··· INFORMATION SHOWN ···

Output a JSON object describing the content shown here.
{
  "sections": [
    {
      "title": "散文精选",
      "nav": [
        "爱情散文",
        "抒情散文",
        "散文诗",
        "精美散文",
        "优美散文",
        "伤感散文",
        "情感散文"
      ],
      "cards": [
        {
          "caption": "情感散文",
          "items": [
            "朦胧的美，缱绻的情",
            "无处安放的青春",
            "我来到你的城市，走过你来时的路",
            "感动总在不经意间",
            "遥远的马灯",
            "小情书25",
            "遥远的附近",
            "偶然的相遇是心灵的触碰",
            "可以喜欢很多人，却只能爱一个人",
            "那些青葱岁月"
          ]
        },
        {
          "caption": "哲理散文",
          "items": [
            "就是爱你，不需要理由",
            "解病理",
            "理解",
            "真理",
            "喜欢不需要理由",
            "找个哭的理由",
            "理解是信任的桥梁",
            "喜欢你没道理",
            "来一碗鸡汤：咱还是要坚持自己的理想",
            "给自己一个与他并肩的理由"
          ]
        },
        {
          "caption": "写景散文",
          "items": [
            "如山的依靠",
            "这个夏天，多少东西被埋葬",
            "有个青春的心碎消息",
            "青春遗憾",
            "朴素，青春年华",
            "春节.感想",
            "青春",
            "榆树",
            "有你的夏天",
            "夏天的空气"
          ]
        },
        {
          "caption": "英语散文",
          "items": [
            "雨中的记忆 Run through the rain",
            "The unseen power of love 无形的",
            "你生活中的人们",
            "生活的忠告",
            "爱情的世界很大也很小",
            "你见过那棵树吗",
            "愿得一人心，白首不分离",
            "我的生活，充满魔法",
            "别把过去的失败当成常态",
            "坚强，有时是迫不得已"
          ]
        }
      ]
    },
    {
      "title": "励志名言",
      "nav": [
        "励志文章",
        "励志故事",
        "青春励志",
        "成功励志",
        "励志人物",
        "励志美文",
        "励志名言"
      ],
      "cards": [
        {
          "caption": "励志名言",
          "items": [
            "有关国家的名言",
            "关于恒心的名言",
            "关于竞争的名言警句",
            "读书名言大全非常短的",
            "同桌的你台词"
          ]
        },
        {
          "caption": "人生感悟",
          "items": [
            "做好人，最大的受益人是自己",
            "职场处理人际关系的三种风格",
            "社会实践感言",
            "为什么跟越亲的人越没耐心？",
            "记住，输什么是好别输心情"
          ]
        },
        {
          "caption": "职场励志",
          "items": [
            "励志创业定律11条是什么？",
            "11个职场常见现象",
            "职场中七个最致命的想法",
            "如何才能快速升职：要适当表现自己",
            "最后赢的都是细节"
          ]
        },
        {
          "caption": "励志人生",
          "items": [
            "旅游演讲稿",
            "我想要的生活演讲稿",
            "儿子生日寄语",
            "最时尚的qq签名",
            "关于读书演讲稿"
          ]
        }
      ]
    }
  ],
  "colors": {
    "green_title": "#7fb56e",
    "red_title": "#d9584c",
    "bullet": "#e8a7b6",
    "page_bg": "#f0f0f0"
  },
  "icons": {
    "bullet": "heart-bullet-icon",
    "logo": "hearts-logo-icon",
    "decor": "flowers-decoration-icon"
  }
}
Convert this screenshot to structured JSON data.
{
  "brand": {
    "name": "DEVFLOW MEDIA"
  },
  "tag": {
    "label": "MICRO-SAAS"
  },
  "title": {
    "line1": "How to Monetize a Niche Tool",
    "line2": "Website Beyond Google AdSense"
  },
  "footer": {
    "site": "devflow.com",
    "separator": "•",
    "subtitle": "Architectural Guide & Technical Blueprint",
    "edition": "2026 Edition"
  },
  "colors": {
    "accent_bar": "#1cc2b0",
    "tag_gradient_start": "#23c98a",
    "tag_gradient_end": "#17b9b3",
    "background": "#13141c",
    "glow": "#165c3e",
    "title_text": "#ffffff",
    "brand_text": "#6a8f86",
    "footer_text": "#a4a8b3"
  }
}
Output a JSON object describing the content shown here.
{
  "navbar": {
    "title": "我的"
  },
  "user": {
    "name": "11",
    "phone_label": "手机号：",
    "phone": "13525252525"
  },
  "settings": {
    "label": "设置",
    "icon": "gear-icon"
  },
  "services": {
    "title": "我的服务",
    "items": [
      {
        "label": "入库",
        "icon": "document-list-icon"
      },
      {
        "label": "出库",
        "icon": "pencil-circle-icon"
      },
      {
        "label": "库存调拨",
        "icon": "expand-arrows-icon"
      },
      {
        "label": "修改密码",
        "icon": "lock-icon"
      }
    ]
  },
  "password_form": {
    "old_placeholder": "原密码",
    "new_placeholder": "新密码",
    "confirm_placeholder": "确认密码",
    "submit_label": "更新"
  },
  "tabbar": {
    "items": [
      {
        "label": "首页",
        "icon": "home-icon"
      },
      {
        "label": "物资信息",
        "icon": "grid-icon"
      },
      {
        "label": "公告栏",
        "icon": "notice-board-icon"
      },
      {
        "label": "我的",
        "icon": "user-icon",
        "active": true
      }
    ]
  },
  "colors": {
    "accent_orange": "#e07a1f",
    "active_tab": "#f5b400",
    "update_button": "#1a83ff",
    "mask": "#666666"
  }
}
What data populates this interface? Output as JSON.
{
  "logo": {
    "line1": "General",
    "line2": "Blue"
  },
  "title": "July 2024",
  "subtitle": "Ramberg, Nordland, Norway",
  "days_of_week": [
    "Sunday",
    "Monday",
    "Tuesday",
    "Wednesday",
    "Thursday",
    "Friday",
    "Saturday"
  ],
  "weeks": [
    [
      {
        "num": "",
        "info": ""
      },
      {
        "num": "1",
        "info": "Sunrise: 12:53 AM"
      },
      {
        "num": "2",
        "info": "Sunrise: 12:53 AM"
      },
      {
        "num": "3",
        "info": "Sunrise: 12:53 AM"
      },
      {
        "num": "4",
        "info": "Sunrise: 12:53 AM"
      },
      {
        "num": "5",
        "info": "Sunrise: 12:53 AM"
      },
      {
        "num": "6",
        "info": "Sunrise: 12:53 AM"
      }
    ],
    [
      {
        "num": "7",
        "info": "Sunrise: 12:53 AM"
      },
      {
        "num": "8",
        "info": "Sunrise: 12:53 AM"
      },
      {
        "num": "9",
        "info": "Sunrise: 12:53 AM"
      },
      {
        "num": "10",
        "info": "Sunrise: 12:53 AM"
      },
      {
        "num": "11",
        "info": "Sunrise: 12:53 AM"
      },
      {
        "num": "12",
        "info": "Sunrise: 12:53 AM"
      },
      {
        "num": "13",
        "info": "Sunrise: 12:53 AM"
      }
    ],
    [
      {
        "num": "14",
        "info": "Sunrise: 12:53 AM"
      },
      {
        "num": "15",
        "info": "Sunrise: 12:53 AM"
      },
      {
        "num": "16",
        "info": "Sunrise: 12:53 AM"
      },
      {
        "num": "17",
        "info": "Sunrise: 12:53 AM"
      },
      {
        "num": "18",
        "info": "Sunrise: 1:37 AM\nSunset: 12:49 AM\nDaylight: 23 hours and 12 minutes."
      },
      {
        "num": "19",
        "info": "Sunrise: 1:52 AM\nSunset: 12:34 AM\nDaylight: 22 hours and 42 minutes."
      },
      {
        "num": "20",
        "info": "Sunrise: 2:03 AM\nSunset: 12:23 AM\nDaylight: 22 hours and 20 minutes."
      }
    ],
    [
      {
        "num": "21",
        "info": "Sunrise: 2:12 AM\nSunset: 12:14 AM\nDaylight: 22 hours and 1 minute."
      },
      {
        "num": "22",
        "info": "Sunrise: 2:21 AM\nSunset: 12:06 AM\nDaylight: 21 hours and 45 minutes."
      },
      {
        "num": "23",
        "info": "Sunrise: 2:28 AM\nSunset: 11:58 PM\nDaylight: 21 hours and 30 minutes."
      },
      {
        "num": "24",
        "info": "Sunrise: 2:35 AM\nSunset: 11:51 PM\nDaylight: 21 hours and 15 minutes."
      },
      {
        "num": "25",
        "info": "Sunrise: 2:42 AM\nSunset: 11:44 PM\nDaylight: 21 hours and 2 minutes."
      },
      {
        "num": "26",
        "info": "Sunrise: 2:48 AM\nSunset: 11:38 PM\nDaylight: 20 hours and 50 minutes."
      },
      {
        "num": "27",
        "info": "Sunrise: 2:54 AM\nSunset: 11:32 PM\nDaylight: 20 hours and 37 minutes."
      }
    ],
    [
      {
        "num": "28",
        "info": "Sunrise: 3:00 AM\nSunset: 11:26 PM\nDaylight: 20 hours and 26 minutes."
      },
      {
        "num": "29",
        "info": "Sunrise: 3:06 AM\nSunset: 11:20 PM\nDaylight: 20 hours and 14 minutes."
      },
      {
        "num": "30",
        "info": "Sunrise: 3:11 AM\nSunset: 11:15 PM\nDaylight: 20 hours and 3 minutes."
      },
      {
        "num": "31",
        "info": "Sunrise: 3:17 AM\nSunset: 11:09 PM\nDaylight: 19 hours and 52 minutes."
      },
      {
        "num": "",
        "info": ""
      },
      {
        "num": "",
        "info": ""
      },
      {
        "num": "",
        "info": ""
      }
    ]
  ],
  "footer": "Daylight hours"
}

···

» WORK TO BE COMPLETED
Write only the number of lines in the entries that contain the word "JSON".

» ANSWER BOX
4